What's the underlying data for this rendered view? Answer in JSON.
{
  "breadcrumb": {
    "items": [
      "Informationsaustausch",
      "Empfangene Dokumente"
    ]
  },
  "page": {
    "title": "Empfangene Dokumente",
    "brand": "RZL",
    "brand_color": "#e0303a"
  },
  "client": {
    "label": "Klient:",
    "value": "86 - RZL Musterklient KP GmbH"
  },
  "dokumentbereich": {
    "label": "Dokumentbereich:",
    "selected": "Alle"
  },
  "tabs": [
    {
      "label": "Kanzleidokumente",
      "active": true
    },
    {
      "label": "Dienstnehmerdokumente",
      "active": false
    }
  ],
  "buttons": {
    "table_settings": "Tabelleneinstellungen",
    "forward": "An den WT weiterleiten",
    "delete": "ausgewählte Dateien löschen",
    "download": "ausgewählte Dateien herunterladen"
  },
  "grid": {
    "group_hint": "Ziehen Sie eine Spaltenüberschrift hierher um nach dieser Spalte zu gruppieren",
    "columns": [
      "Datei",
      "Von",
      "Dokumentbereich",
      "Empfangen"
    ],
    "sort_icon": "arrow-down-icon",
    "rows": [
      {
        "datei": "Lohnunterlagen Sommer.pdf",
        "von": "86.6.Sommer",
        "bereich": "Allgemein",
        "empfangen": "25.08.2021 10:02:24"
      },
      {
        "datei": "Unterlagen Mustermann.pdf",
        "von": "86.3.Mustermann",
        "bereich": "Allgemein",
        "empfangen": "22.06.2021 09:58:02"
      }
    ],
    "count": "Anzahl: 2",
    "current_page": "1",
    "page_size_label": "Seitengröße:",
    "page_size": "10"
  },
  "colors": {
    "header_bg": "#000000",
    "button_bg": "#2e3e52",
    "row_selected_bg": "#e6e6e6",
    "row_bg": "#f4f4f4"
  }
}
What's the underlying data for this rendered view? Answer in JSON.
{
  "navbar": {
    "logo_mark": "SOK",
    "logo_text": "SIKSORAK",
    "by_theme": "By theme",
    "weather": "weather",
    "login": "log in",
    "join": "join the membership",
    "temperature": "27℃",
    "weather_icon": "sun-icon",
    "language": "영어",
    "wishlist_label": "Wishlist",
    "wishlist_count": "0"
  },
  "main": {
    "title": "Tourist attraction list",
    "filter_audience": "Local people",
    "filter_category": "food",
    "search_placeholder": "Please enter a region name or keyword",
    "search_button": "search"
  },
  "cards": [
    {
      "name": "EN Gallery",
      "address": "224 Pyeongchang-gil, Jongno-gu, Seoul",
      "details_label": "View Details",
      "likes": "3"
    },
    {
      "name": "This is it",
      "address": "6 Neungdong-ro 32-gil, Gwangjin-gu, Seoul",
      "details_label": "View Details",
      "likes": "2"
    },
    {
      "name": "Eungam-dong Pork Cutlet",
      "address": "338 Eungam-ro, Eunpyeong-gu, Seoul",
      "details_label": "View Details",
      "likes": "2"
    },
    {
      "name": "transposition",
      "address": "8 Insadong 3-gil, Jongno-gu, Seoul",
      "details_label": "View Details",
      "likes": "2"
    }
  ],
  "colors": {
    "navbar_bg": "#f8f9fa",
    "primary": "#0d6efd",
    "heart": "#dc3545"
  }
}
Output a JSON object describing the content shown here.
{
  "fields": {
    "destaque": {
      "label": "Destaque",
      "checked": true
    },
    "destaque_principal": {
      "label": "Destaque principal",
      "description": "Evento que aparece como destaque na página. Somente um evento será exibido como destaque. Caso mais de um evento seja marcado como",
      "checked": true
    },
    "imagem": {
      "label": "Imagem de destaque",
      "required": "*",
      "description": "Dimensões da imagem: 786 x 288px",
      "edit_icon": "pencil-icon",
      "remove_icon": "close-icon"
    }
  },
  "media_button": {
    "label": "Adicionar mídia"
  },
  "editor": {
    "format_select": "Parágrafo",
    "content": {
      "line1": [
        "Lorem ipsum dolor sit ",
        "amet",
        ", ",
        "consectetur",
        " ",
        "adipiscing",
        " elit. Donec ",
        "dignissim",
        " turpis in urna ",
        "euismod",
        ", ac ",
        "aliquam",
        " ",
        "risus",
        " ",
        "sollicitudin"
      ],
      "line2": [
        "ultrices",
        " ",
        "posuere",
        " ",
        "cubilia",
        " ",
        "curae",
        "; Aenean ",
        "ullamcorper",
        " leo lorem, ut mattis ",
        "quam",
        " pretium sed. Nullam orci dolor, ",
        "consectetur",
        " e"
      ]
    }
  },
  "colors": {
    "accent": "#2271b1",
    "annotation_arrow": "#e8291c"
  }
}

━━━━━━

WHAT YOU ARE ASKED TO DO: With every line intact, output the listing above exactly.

RESULT OF THIS TASK:
What's the underlying data for this rendered view? Answer in JSON.
{
  "breadcrumb": {
    "items": [
      "Informationsaustausch",
      "Empfangene Dokumente"
    ]
  },
  "page": {
    "title": "Empfangene Dokumente",
    "brand": "RZL",
    "brand_color": "#e0303a"
  },
  "client": {
    "label": "Klient:",
    "value": "86 - RZL Musterklient KP GmbH"
  },
  "dokumentbereich": {
    "label": "Dokumentbereich:",
    "selected": "Alle"
  },
  "tabs": [
    {
      "label": "Kanzleidokumente",
      "active": true
    },
    {
      "label": "Dienstnehmerdokumente",
      "active": false
    }
  ],
  "buttons": {
    "table_settings": "Tabelleneinstellungen",
    "forward": "An den WT weiterleiten",
    "delete": "ausgewählte Dateien löschen",
    "download": "ausgewählte Dateien herunterladen"
  },
  "grid": {
    "group_hint": "Ziehen Sie eine Spaltenüberschrift hierher um nach dieser Spalte zu gruppieren",
    "columns": [
      "Datei",
      "Von",
      "Dokumentbereich",
      "Empfangen"
    ],
    "sort_icon": "arrow-down-icon",
    "rows": [
      {
        "datei": "Lohnunterlagen Sommer.pdf",
        "von": "86.6.Sommer",
        "bereich": "Allgemein",
        "empfangen": "25.08.2021 10:02:24"
      },
      {
        "datei": "Unterlagen Mustermann.pdf",
        "von": "86.3.Mustermann",
        "bereich": "Allgemein",
        "empfangen": "22.06.2021 09:58:02"
      }
    ],
    "count": "Anzahl: 2",
    "current_page": "1",
    "page_size_label": "Seitengröße:",
    "page_size": "10"
  },
  "colors": {
    "header_bg": "#000000",
    "button_bg": "#2e3e52",
    "row_selected_bg": "#e6e6e6",
    "row_bg": "#f4f4f4"
  }
}
What's the underlying data for this rendered view? Answer in JSON.
{
  "navbar": {
    "logo_mark": "SOK",
    "logo_text": "SIKSORAK",
    "by_theme": "By theme",
    "weather": "weather",
    "login": "log in",
    "join": "join the membership",
    "temperature": "27℃",
    "weather_icon": "sun-icon",
    "language": "영어",
    "wishlist_label": "Wishlist",
    "wishlist_count": "0"
  },
  "main": {
    "title": "Tourist attraction list",
    "filter_audience": "Local people",
    "filter_category": "food",
    "search_placeholder": "Please enter a region name or keyword",
    "search_button": "search"
  },
  "cards": [
    {
      "name": "EN Gallery",
      "address": "224 Pyeongchang-gil, Jongno-gu, Seoul",
      "details_label": "View Details",
      "likes": "3"
    },
    {
      "name": "This is it",
      "address": "6 Neungdong-ro 32-gil, Gwangjin-gu, Seoul",
      "details_label": "View Details",
      "likes": "2"
    },
    {
      "name": "Eungam-dong Pork Cutlet",
      "address": "338 Eungam-ro, Eunpyeong-gu, Seoul",
      "details_label": "View Details",
      "likes": "2"
    },
    {
      "name": "transposition",
      "address": "8 Insadong 3-gil, Jongno-gu, Seoul",
      "details_label": "View Details",
      "likes": "2"
    }
  ],
  "colors": {
    "navbar_bg": "#f8f9fa",
    "primary": "#0d6efd",
    "heart": "#dc3545"
  }
}
Output a JSON object describing the content shown here.
{
  "fields": {
    "destaque": {
      "label": "Destaque",
      "checked": true
    },
    "destaque_principal": {
      "label": "Destaque principal",
      "description": "Evento que aparece como destaque na página. Somente um evento será exibido como destaque. Caso mais de um evento seja marcado como",
      "checked": true
    },
    "imagem": {
      "label": "Imagem de destaque",
      "required": "*",
      "description": "Dimensões da imagem: 786 x 288px",
      "edit_icon": "pencil-icon",
      "remove_icon": "close-icon"
    }
  },
  "media_button": {
    "label": "Adicionar mídia"
  },
  "editor": {
    "format_select": "Parágrafo",
    "content": {
      "line1": [
        "Lorem ipsum dolor sit ",
        "amet",
        ", ",
        "consectetur",
        " ",
        "adipiscing",
        " elit. Donec ",
        "dignissim",
        " turpis in urna ",
        "euismod",
        ", ac ",
        "aliquam",
        " ",
        "risus",
        " ",
        "sollicitudin"
      ],
      "line2": [
        "ultrices",
        " ",
        "posuere",
        " ",
        "cubilia",
        " ",
        "curae",
        "; Aenean ",
        "ullamcorper",
        " leo lorem, ut mattis ",
        "quam",
        " pretium sed. Nullam orci dolor, ",
        "consectetur",
        " e"
      ]
    }
  },
  "colors": {
    "accent": "#2271b1",
    "annotation_arrow": "#e8291c"
  }
}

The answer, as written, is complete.